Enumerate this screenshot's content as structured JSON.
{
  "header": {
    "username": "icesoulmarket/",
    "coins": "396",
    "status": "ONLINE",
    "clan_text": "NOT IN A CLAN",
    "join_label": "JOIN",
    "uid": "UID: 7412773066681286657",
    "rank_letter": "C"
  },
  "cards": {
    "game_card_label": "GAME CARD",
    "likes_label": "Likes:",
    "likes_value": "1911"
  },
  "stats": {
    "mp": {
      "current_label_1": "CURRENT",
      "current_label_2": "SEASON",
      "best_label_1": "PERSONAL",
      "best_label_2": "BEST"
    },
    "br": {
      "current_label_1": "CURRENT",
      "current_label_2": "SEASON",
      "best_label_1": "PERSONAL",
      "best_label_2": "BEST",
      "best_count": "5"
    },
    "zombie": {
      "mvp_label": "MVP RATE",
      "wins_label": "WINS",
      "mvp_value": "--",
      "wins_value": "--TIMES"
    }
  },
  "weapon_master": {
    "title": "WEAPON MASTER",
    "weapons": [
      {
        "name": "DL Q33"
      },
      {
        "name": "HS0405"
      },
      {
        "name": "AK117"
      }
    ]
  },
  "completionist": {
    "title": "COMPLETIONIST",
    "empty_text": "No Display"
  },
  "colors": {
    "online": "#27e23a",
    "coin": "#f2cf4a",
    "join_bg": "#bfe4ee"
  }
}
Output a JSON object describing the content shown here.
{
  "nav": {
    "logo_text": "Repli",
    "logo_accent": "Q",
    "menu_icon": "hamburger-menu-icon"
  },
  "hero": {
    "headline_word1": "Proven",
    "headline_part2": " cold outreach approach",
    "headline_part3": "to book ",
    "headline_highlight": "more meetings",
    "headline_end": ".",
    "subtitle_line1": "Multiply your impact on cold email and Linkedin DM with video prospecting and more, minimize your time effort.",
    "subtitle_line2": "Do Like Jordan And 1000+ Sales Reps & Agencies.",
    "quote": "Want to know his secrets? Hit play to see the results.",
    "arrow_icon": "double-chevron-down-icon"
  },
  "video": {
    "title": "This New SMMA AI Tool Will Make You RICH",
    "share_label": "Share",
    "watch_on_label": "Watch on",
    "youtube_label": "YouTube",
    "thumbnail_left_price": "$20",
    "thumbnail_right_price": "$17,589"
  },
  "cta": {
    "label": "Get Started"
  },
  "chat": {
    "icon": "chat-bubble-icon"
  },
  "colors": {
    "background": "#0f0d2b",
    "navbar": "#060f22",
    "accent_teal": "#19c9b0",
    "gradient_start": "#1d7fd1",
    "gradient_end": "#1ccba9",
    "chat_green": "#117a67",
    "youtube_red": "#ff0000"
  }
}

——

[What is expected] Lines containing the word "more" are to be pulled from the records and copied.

[Task solution]
    "headline_highlight": "more meetings",
    "subtitle_line1": "Multiply your impact on cold email and Linkedin DM with video prospecting and more, minimize your time effort.",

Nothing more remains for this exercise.